Dataset entries Start Marker
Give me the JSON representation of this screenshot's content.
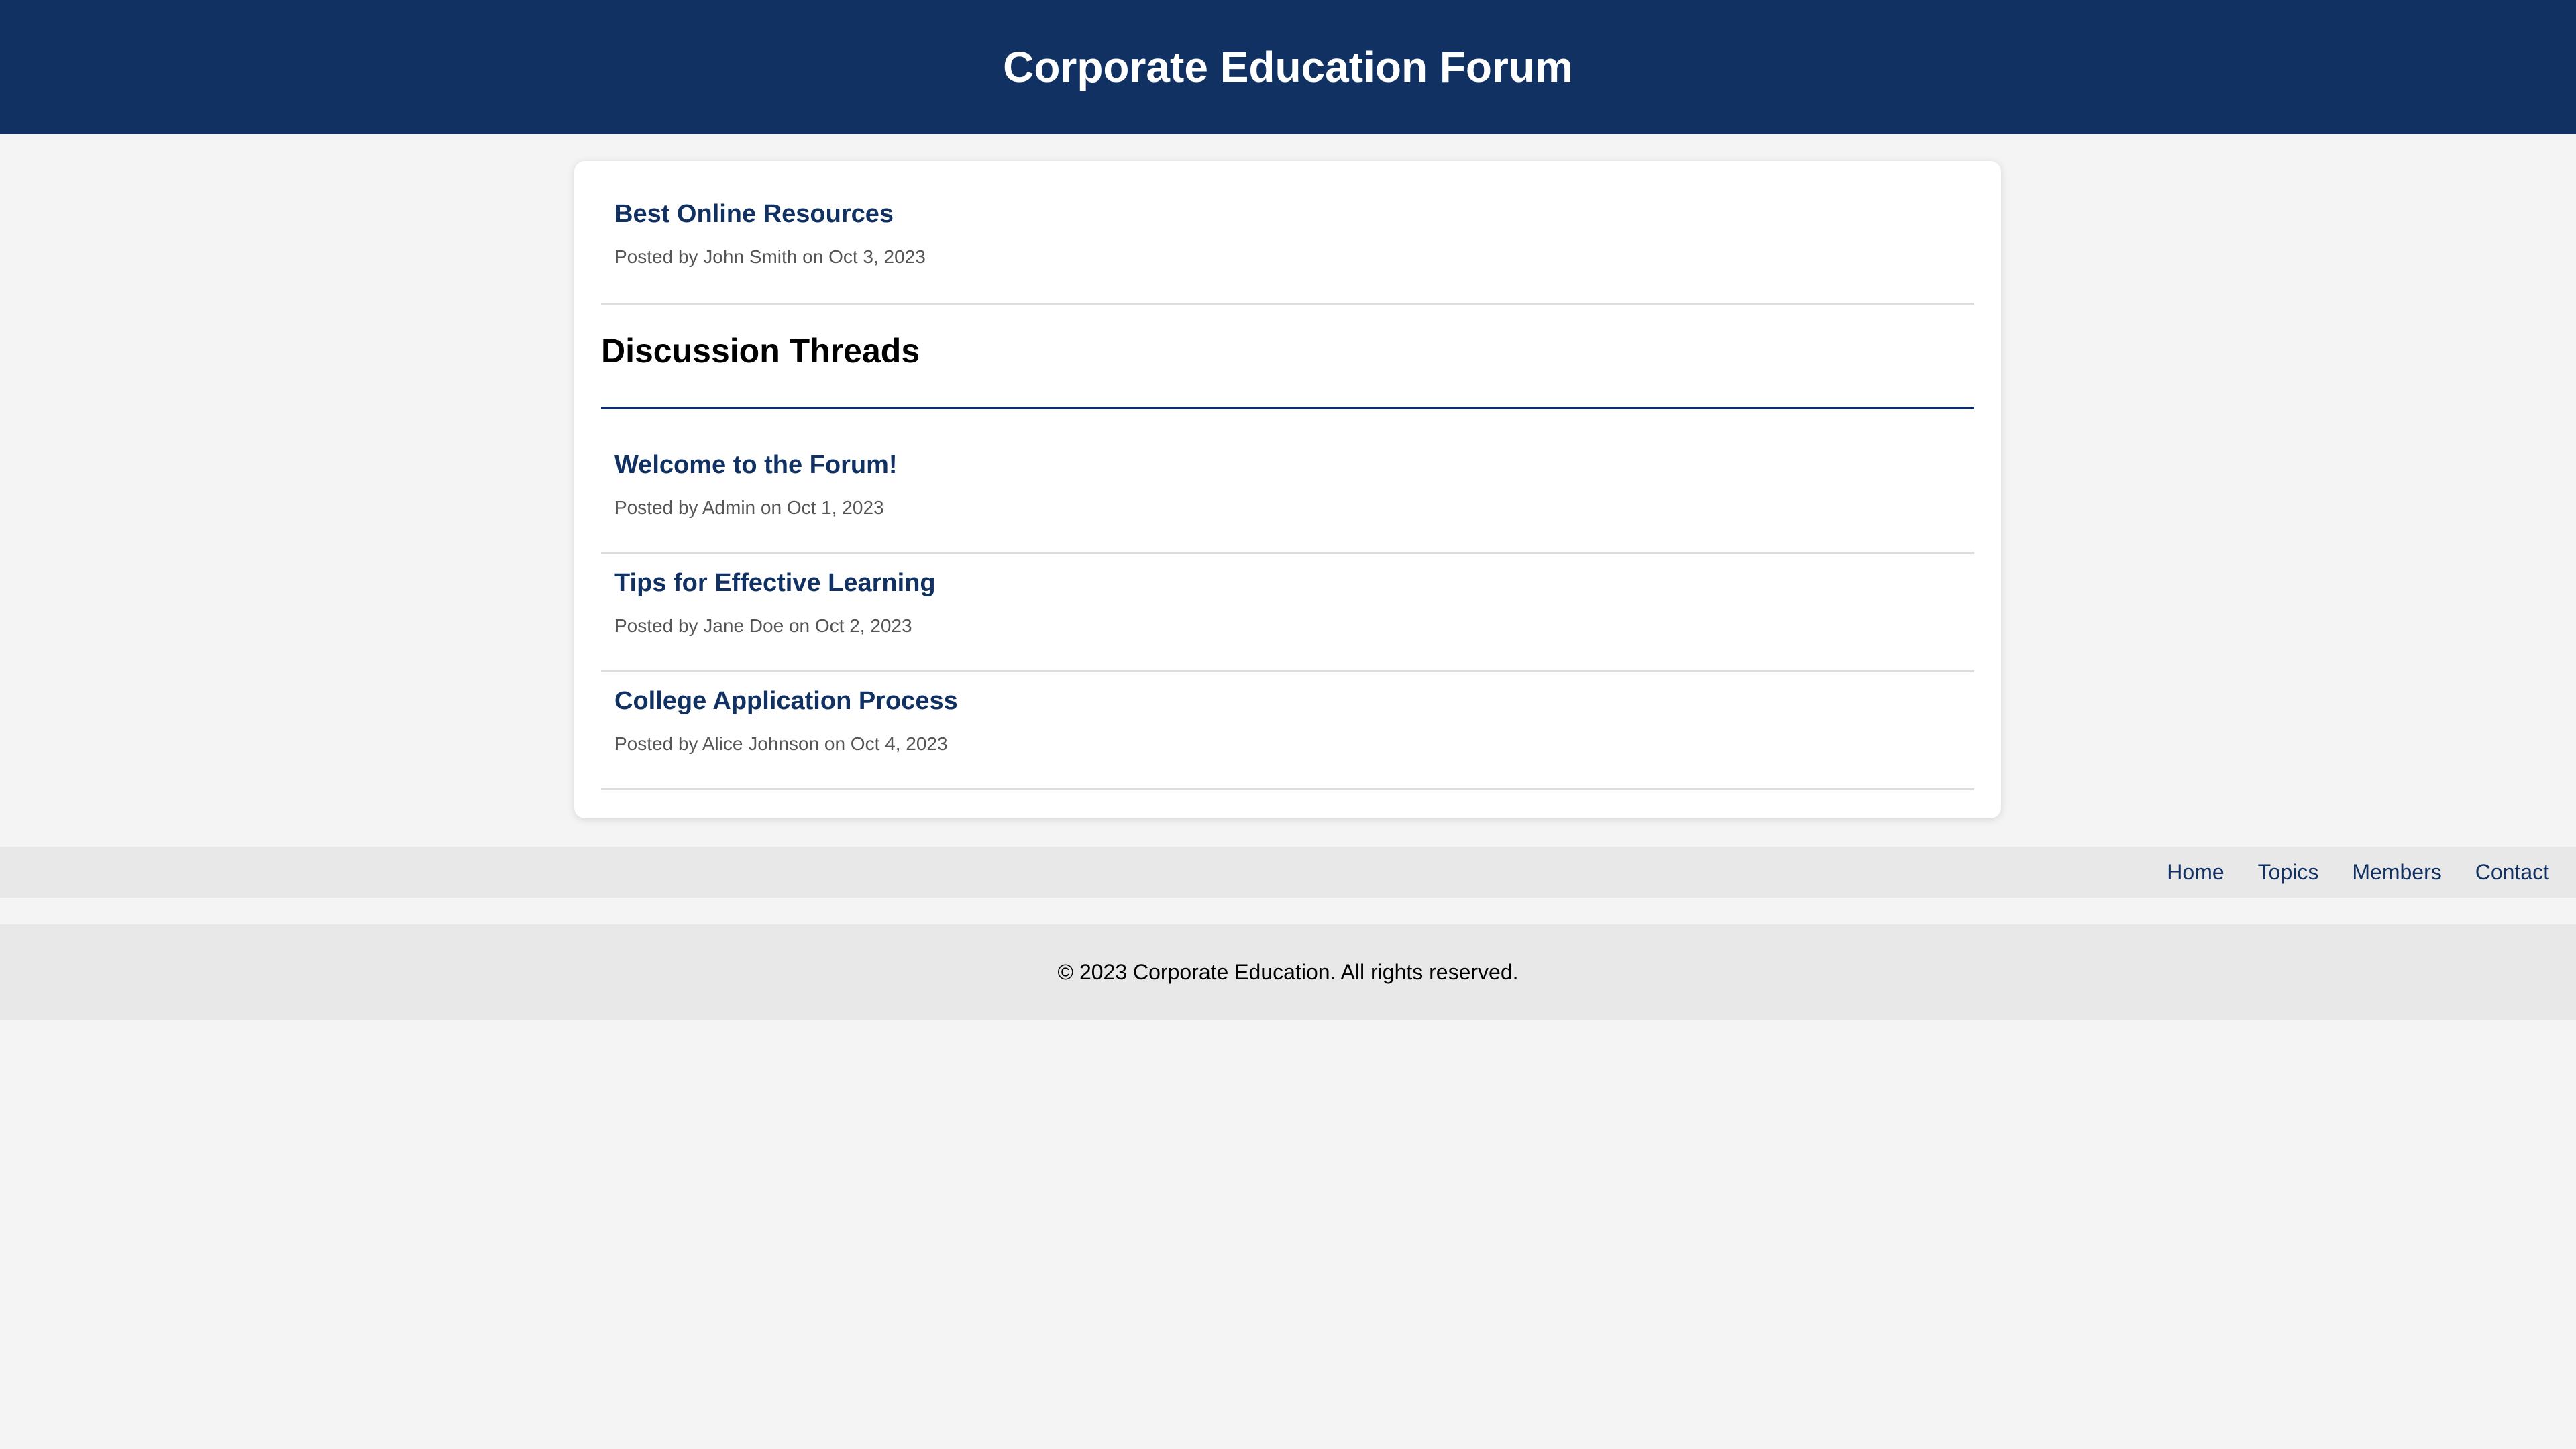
{
  "header": {
    "title": "Corporate Education Forum"
  },
  "featured_post": {
    "title": "Best Online Resources",
    "meta": "Posted by John Smith on Oct 3, 2023"
  },
  "threads_section": {
    "heading": "Discussion Threads",
    "threads": [
      {
        "title": "Welcome to the Forum!",
        "meta": "Posted by Admin on Oct 1, 2023"
      },
      {
        "title": "Tips for Effective Learning",
        "meta": "Posted by Jane Doe on Oct 2, 2023"
      },
      {
        "title": "College Application Process",
        "meta": "Posted by Alice Johnson on Oct 4, 2023"
      }
    ]
  },
  "nav": {
    "items": [
      {
        "label": "Home"
      },
      {
        "label": "Topics"
      },
      {
        "label": "Members"
      },
      {
        "label": "Contact"
      }
    ]
  },
  "footer": {
    "text": "© 2023 Corporate Education. All rights reserved."
  },
  "colors": {
    "brand": "#113163",
    "page_bg": "#f4f4f4",
    "bar_bg": "#e8e8e8"
  }
}
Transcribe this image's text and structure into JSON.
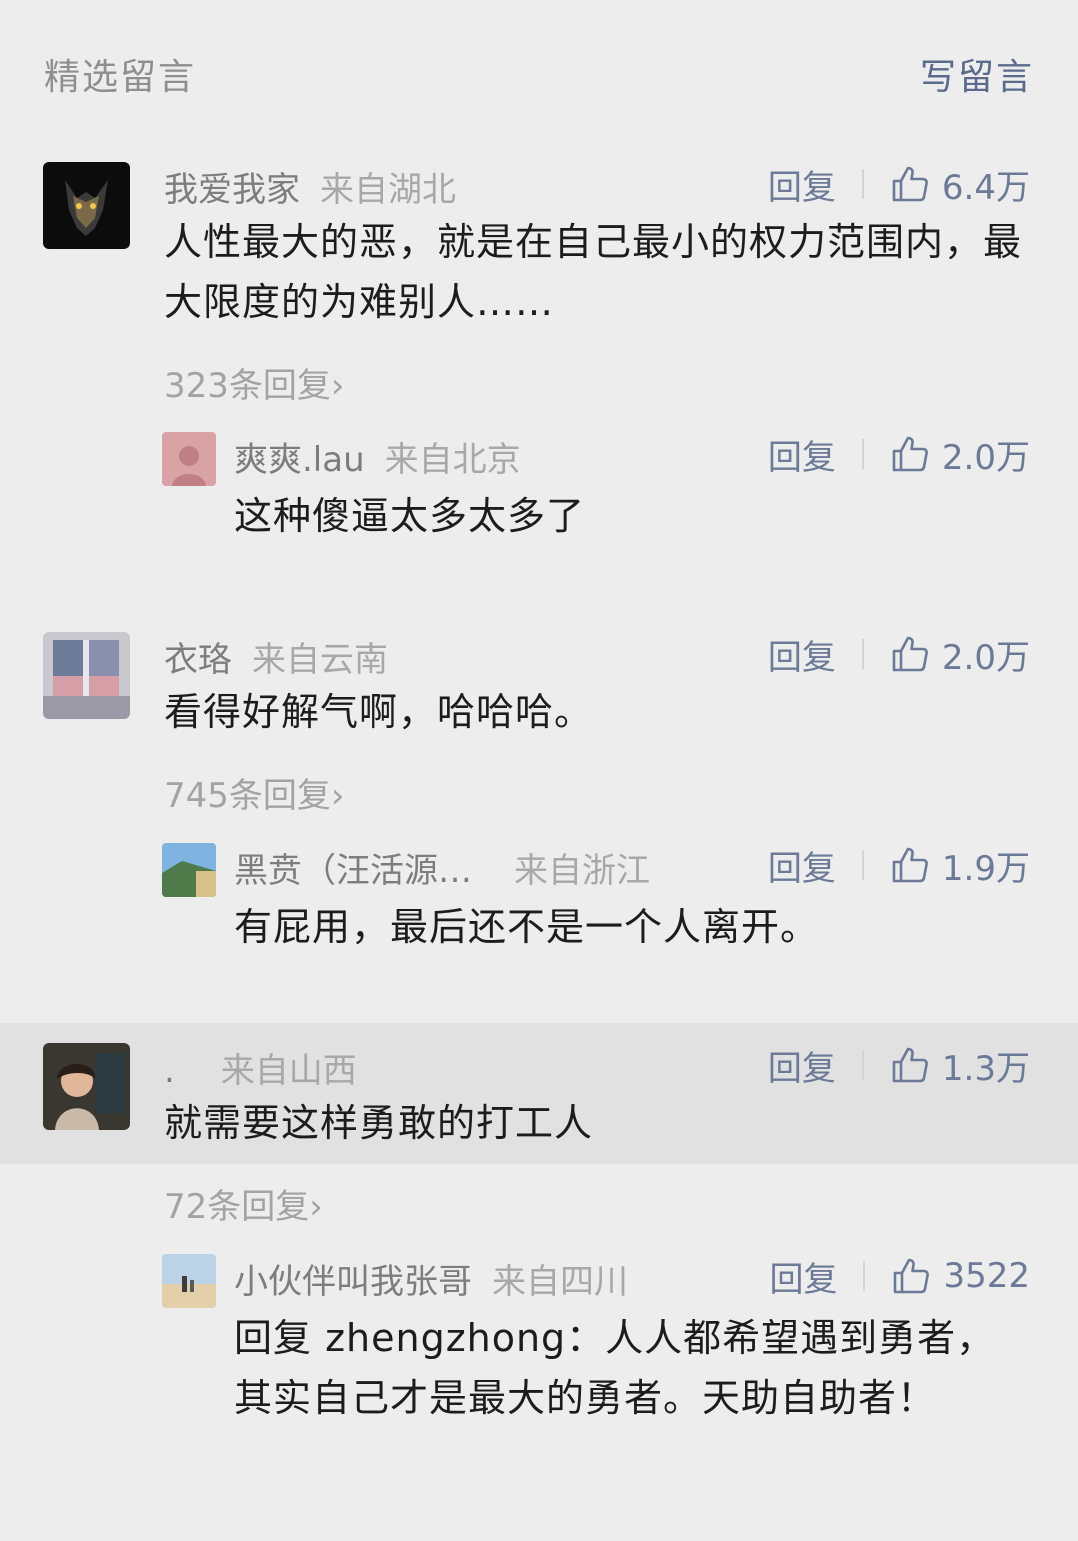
{
  "header": {
    "title": "精选留言",
    "write": "写留言"
  },
  "comments": [
    {
      "user": "我爱我家",
      "location": "来自湖北",
      "reply_label": "回复",
      "likes": "6.4万",
      "text": "人性最大的恶，就是在自己最小的权力范围内，最大限度的为难别人……",
      "more_replies": "323条回复",
      "sub": {
        "user": "爽爽.lau",
        "location": "来自北京",
        "reply_label": "回复",
        "likes": "2.0万",
        "text": "这种傻逼太多太多了"
      }
    },
    {
      "user": "衣珞",
      "location": "来自云南",
      "reply_label": "回复",
      "likes": "2.0万",
      "text": "看得好解气啊，哈哈哈。",
      "more_replies": "745条回复",
      "sub": {
        "user": "黑贲（汪活源…",
        "location": "来自浙江",
        "reply_label": "回复",
        "likes": "1.9万",
        "text": "有屁用，最后还不是一个人离开。"
      }
    },
    {
      "user": ".",
      "location": "来自山西",
      "reply_label": "回复",
      "likes": "1.3万",
      "text": "就需要这样勇敢的打工人",
      "more_replies": "72条回复",
      "sub": {
        "user": "小伙伴叫我张哥",
        "location": "来自四川",
        "reply_label": "回复",
        "likes": "3522",
        "text": "回复 zhengzhong：人人都希望遇到勇者，其实自己才是最大的勇者。天助自助者！"
      }
    }
  ],
  "icons": {
    "like": "thumbs-up-icon",
    "more_arrow": "chevron-right-icon"
  },
  "colors": {
    "link": "#6c7a97",
    "muted": "#a3a3a3",
    "background": "#ededed",
    "highlight": "#e1e1e1"
  }
}
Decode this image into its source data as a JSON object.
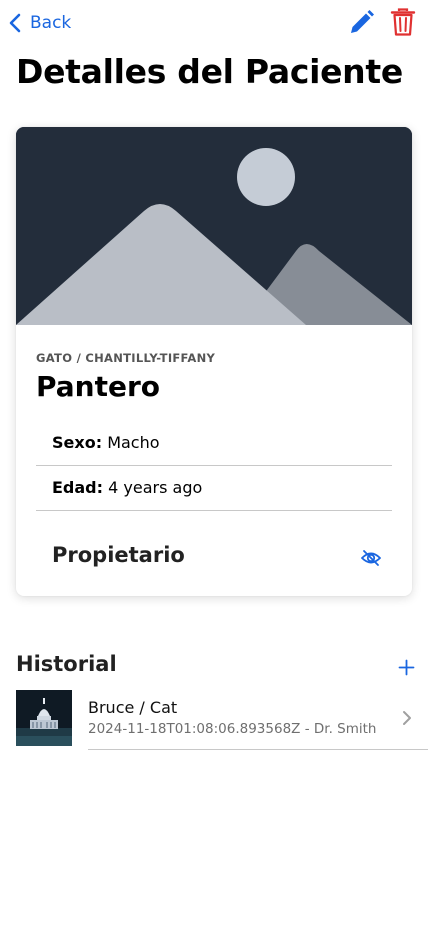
{
  "nav": {
    "back_label": "Back",
    "accent_color": "#1a66e0",
    "danger_color": "#e03131"
  },
  "page": {
    "title": "Detalles del Paciente"
  },
  "patient": {
    "species_breed": "GATO / CHANTILLY-TIFFANY",
    "name": "Pantero",
    "fields": [
      {
        "label": "Sexo:",
        "value": "Macho"
      },
      {
        "label": "Edad:",
        "value": "4 years ago"
      }
    ],
    "owner_section_title": "Propietario",
    "owner_visibility_icon": "eye-off-icon"
  },
  "history": {
    "title": "Historial",
    "add_icon": "plus-icon",
    "items": [
      {
        "name": "Bruce / Cat",
        "meta": "2024-11-18T01:08:06.893568Z - Dr. Smith"
      }
    ]
  }
}
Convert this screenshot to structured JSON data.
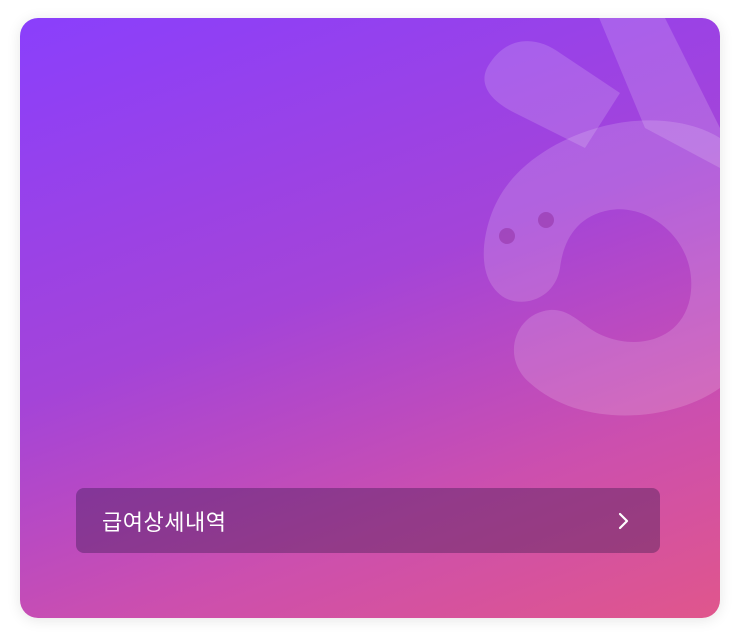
{
  "card": {
    "gradient_start": "#8a3ffc",
    "gradient_end": "#e0568c",
    "button_label": "급여상세내역",
    "button_icon": "chevron-right-icon",
    "mascot_icon": "rabbit-mascot-icon"
  }
}
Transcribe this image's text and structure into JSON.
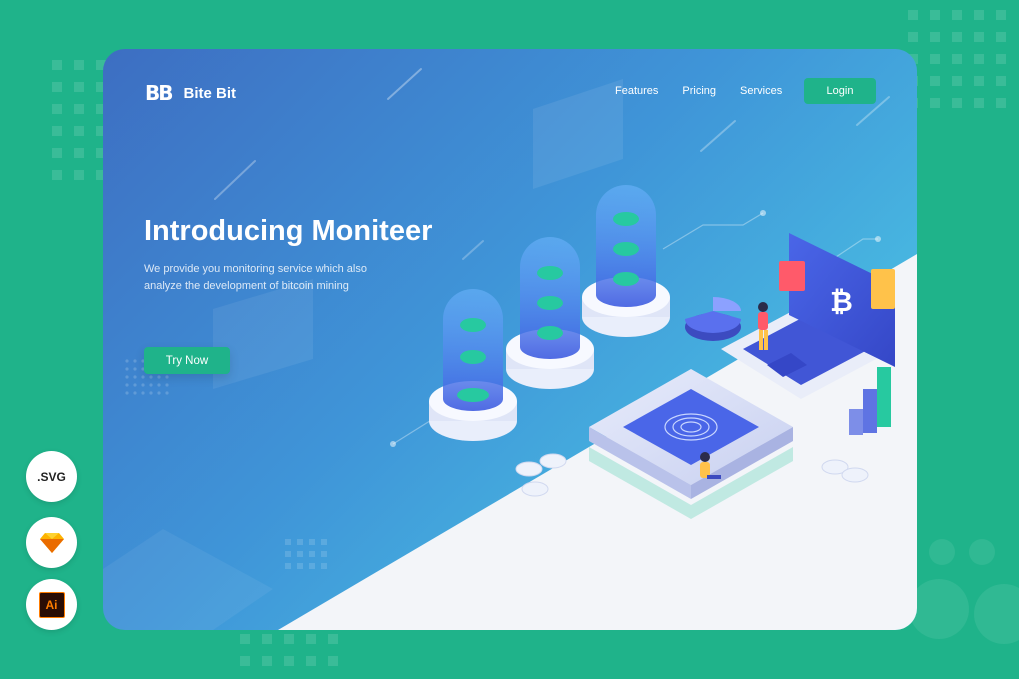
{
  "brand": {
    "logo_mark": "BB",
    "name": "Bite Bit"
  },
  "nav": {
    "links": [
      "Features",
      "Pricing",
      "Services"
    ],
    "login_label": "Login"
  },
  "hero": {
    "title": "Introducing Moniteer",
    "subtitle": "We provide you monitoring service which also analyze the development of bitcoin mining",
    "cta_label": "Try Now"
  },
  "badges": {
    "svg_label": ".SVG",
    "sketch_icon": "sketch-diamond-icon",
    "ai_label": "Ai"
  },
  "colors": {
    "accent": "#1fb38a",
    "gradient_start": "#3d6ec2",
    "gradient_end": "#4fd4e8",
    "floor": "#f3f5f9"
  }
}
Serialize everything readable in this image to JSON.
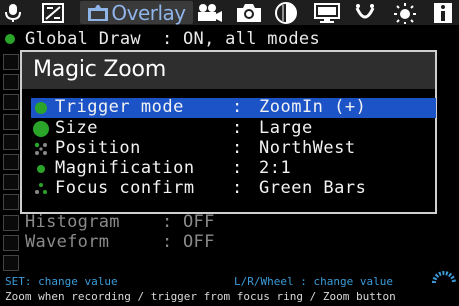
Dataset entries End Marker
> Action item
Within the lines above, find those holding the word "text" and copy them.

> Written response
    "text": "© 2023 Corporate Education. All rights reserved."
Transcribe this image's text and structure into JSON.
      "text": "人性最大的恶，就是在自己最小的权力范围内，最大限度的为难别人……",
        "text": "这种傻逼太多太多了"
      "text": "看得好解气啊，哈哈哈。",
        "text": "有屁用，最后还不是一个人离开。"
      "text": "就需要这样勇敢的打工人",
        "text": "回复 zhengzhong：人人都希望遇到勇者，其实自己才是最大的勇者。天助自助者！"
Transcribe this image's text and structure into JSON.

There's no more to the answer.